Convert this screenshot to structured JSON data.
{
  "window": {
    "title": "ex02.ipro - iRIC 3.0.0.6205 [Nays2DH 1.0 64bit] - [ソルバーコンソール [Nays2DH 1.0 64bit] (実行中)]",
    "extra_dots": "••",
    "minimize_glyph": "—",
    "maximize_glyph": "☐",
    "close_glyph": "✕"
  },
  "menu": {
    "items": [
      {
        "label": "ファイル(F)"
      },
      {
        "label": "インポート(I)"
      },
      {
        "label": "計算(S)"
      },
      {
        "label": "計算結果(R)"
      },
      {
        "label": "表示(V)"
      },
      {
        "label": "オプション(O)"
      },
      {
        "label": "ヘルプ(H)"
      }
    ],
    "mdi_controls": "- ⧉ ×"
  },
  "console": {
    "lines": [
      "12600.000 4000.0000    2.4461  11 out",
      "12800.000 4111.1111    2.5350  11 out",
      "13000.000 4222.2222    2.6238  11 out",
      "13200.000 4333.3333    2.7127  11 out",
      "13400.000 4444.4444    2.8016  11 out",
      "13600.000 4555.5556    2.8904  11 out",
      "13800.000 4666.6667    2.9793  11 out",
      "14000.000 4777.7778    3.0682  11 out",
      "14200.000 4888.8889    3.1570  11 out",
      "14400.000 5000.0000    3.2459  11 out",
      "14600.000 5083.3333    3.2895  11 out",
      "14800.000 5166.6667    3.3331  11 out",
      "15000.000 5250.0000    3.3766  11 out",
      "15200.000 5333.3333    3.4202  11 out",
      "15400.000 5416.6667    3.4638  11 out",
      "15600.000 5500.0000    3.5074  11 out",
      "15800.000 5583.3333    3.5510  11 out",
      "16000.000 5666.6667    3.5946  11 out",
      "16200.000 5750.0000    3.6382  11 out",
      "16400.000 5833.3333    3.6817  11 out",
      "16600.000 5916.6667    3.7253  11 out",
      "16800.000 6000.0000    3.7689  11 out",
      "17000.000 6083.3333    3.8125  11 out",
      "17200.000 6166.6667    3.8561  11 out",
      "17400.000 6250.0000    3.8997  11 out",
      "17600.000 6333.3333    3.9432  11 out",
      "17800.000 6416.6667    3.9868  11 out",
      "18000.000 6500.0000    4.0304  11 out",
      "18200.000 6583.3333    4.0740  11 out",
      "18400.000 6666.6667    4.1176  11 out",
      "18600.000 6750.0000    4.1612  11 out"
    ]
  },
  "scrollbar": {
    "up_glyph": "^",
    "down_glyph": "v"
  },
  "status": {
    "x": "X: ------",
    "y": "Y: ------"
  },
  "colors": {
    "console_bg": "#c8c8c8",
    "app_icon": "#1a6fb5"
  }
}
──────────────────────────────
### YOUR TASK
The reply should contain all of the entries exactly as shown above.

### ANSWER
Convert this screenshot to structured JSON data.
{
  "window": {
    "title": "ex02.ipro - iRIC 3.0.0.6205 [Nays2DH 1.0 64bit] - [ソルバーコンソール [Nays2DH 1.0 64bit] (実行中)]",
    "extra_dots": "••",
    "minimize_glyph": "—",
    "maximize_glyph": "☐",
    "close_glyph": "✕"
  },
  "menu": {
    "items": [
      {
        "label": "ファイル(F)"
      },
      {
        "label": "インポート(I)"
      },
      {
        "label": "計算(S)"
      },
      {
        "label": "計算結果(R)"
      },
      {
        "label": "表示(V)"
      },
      {
        "label": "オプション(O)"
      },
      {
        "label": "ヘルプ(H)"
      }
    ],
    "mdi_controls": "- ⧉ ×"
  },
  "console": {
    "lines": [
      "12600.000 4000.0000    2.4461  11 out",
      "12800.000 4111.1111    2.5350  11 out",
      "13000.000 4222.2222    2.6238  11 out",
      "13200.000 4333.3333    2.7127  11 out",
      "13400.000 4444.4444    2.8016  11 out",
      "13600.000 4555.5556    2.8904  11 out",
      "13800.000 4666.6667    2.9793  11 out",
      "14000.000 4777.7778    3.0682  11 out",
      "14200.000 4888.8889    3.1570  11 out",
      "14400.000 5000.0000    3.2459  11 out",
      "14600.000 5083.3333    3.2895  11 out",
      "14800.000 5166.6667    3.3331  11 out",
      "15000.000 5250.0000    3.3766  11 out",
      "15200.000 5333.3333    3.4202  11 out",
      "15400.000 5416.6667    3.4638  11 out",
      "15600.000 5500.0000    3.5074  11 out",
      "15800.000 5583.3333    3.5510  11 out",
      "16000.000 5666.6667    3.5946  11 out",
      "16200.000 5750.0000    3.6382  11 out",
      "16400.000 5833.3333    3.6817  11 out",
      "16600.000 5916.6667    3.7253  11 out",
      "16800.000 6000.0000    3.7689  11 out",
      "17000.000 6083.3333    3.8125  11 out",
      "17200.000 6166.6667    3.8561  11 out",
      "17400.000 6250.0000    3.8997  11 out",
      "17600.000 6333.3333    3.9432  11 out",
      "17800.000 6416.6667    3.9868  11 out",
      "18000.000 6500.0000    4.0304  11 out",
      "18200.000 6583.3333    4.0740  11 out",
      "18400.000 6666.6667    4.1176  11 out",
      "18600.000 6750.0000    4.1612  11 out"
    ]
  },
  "scrollbar": {
    "up_glyph": "^",
    "down_glyph": "v"
  },
  "status": {
    "x": "X: ------",
    "y": "Y: ------"
  },
  "colors": {
    "console_bg": "#c8c8c8",
    "app_icon": "#1a6fb5"
  }
}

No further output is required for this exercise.